*Required action*
When a line in the listing below contains the word "this", return a copy of that line.
-- Extracted data follows --
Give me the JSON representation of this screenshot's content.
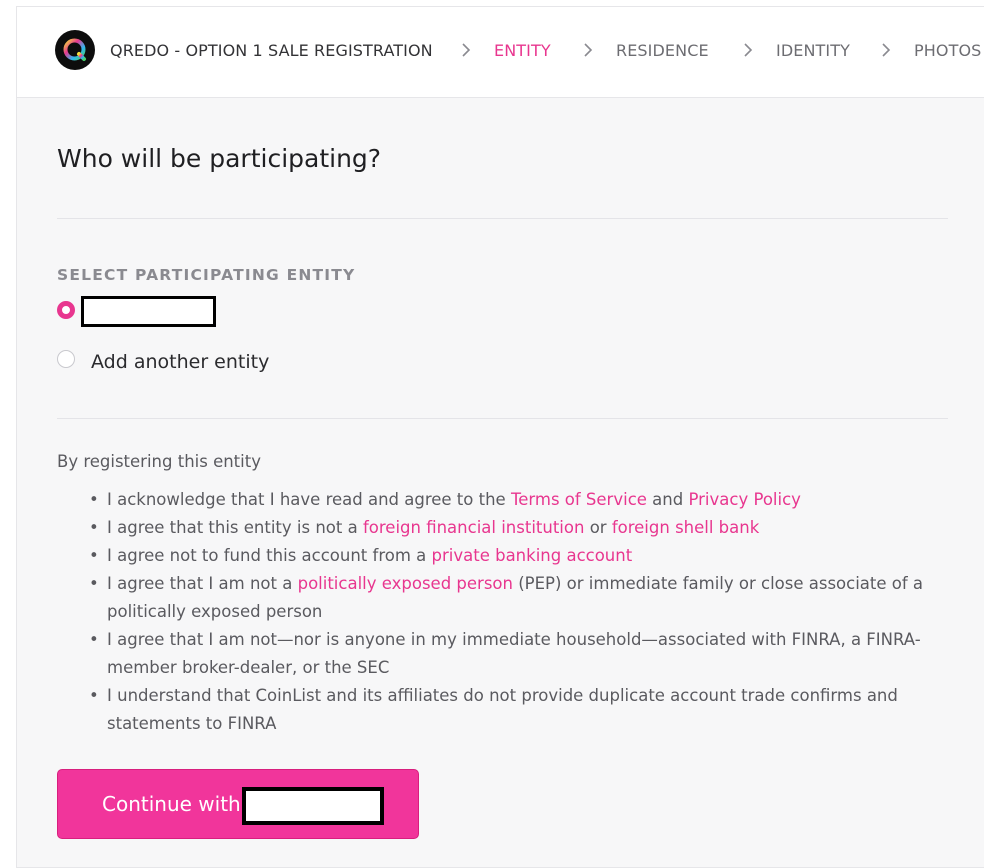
{
  "header": {
    "title": "QREDO - OPTION 1 SALE REGISTRATION",
    "steps": [
      "ENTITY",
      "RESIDENCE",
      "IDENTITY",
      "PHOTOS"
    ],
    "active_step": "ENTITY",
    "accent_color": "#e8368f"
  },
  "main": {
    "heading": "Who will be participating?",
    "section_label": "SELECT PARTICIPATING ENTITY",
    "options": [
      {
        "label": "",
        "selected": true,
        "redacted": true
      },
      {
        "label": "Add another entity",
        "selected": false
      }
    ],
    "intro": "By registering this entity",
    "terms": [
      {
        "parts": [
          {
            "text": "I acknowledge that I have read and agree to the "
          },
          {
            "text": "Terms of Service",
            "link": true
          },
          {
            "text": " and "
          },
          {
            "text": "Privacy Policy",
            "link": true
          }
        ]
      },
      {
        "parts": [
          {
            "text": "I agree that this entity is not a "
          },
          {
            "text": "foreign financial institution",
            "link": true
          },
          {
            "text": " or "
          },
          {
            "text": "foreign shell bank",
            "link": true
          }
        ]
      },
      {
        "parts": [
          {
            "text": "I agree not to fund this account from a "
          },
          {
            "text": "private banking account",
            "link": true
          }
        ]
      },
      {
        "parts": [
          {
            "text": "I agree that I am not a "
          },
          {
            "text": "politically exposed person",
            "link": true
          },
          {
            "text": " (PEP) or immediate family or close associate of a politically exposed person"
          }
        ]
      },
      {
        "parts": [
          {
            "text": "I agree that I am not—nor is anyone in my immediate household—associated with FINRA, a FINRA-member broker-dealer, or the SEC"
          }
        ]
      },
      {
        "parts": [
          {
            "text": "I understand that CoinList and its affiliates do not provide duplicate account trade confirms and statements to FINRA"
          }
        ]
      }
    ],
    "continue_button": {
      "label": "Continue with",
      "bg_color": "#f1359b"
    }
  }
}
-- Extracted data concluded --
*Solution*
Give me the JSON representation of this screenshot's content.
    "intro": "By registering this entity",
            "text": "I agree that this entity is not a "
            "text": "I agree not to fund this account from a "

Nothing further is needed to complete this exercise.